So today is the start of the firing. The last few weeks have been busy with last minute series of pots, splitting, glazing and loading.
The kiln is packed relatively tight...we found that a tight stack and a 12 hour hold around 600F dispersed ash evenly throughout the kiln the last firing especially. Thinking the tighter front stack especially acts like a screen the draws and disperses ash throughout the chamber...a discovery based on previous firings in which we stacked looser in the front.
There are five rows deep of shelves in the kiln and the first two counting from the firebox are exclsively stoneware...have found the porcelain likes the center section best...flashing and fine ash build up.
Our plan is to fire the kiln at 180F for 12 hours then move to a 30F/hour rise to 600F...so around midnight we'll start the 30F/hour heat rise again. Our goal is to be at around 1500 by the 48th hour. At this point we will pay extra careful attention to the atmosphere so as to allow for full oxidation before re-stoking.
By hour 72, we hope to be around 2300F and work the kiln to peak temp. and hold till hour 84.
During the initial phase..up to 1500ish...the passive dampers will be pulled to the point the we get the minimum draft necessary to maintain heat climb. After this, we will increase draft only as required.

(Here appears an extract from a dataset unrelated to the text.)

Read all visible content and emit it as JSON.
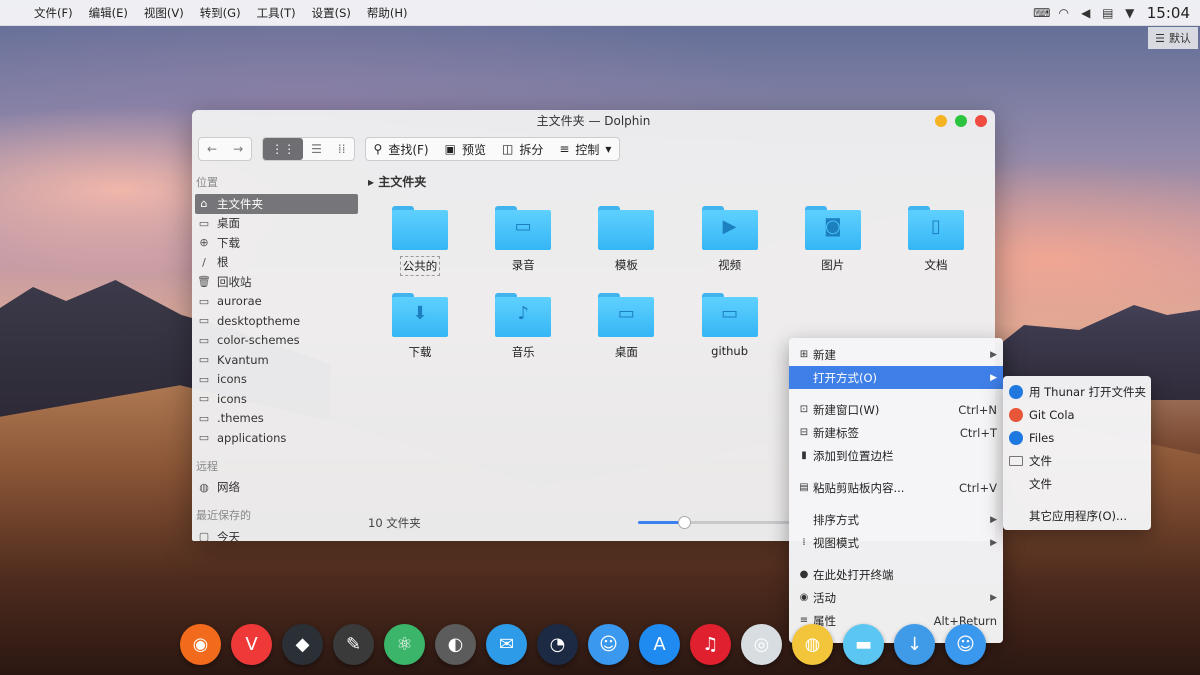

Adjustments in the firebox occur mainly when we achieve orange-heat...at this point we close off the lower/primary air arch...this serves to increase draft a bit, keeps embers from accumulating and shields the stokers from excessive heat radiation.
Once we have held at temperature for several hours...we will introduce a half chord of Black Locust to provide the heat and ash that should get us to a soft ^12.
Shut down will be as usual...a couple wheel barrows of wood in the firebox followed soon after by a complete shut down of all air ports, peep holes and active damper...this technique has proven inself to be good way to achieve reduction cooling and flashing at high heat.
Each firing is so fun and exciting...the information gathered each time never fails to inspire the next firing. By far, the most satisfying aspect of the firing is the shared experiences with the firing crew. Mostly former students comprise the crew...a good friend Jim is a major contributor to the process....making pots, loading firing and unloading/clean-up. Without these guys there's no way this event could take place...so thankful that we've all taken ownership in the process of firing the Pyranhagama...without this process...may not see these guys regularly...good in all ways!